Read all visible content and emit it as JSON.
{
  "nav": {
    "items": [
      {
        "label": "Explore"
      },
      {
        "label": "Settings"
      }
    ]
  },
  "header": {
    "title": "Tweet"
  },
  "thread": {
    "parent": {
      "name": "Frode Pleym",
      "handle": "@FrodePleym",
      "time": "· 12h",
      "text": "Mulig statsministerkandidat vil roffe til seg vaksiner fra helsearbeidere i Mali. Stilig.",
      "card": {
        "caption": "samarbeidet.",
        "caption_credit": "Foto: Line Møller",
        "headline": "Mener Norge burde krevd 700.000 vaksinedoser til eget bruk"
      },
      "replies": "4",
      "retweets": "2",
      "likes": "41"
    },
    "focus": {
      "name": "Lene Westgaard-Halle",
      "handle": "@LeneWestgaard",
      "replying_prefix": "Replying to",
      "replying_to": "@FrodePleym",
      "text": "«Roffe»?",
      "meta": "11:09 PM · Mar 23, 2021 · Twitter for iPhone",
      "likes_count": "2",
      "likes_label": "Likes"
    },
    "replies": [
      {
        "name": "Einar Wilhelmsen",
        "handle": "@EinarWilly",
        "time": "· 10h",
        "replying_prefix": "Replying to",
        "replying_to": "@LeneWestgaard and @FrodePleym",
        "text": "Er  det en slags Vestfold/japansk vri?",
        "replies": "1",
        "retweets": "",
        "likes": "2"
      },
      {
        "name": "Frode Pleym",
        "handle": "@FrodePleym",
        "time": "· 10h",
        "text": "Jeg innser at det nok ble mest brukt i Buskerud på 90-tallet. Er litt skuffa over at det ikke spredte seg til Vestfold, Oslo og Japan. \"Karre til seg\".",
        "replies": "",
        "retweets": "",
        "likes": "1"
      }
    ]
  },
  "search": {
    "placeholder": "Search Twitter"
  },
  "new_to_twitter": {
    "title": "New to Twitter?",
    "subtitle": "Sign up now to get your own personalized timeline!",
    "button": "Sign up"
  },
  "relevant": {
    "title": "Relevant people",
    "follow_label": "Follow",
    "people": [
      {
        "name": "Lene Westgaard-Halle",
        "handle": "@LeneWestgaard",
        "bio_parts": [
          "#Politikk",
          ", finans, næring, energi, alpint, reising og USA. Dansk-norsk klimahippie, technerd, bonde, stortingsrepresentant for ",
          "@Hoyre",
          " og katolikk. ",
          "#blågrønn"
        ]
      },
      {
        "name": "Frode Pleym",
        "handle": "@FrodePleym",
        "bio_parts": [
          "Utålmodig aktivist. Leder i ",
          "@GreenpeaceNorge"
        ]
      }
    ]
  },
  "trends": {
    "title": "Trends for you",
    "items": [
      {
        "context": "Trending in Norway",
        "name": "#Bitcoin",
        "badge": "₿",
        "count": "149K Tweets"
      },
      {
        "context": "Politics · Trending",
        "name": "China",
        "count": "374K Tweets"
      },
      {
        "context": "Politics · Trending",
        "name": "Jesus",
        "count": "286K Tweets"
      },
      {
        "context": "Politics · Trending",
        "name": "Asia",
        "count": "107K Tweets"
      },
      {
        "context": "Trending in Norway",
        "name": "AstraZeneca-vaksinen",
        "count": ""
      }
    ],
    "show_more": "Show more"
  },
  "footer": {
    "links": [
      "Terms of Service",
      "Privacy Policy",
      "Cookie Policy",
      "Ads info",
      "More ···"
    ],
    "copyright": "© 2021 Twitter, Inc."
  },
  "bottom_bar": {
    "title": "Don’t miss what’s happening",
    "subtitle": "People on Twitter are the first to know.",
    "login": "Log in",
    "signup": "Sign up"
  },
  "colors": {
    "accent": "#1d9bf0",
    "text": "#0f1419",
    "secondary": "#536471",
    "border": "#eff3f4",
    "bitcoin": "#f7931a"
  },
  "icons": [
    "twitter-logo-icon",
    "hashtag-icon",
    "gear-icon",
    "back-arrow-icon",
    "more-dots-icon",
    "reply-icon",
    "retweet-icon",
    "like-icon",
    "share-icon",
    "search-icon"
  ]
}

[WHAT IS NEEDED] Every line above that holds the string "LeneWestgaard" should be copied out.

[RESPONSE AREA]
      "handle": "@LeneWestgaard",
        "replying_to": "@LeneWestgaard and @FrodePleym",
        "handle": "@LeneWestgaard",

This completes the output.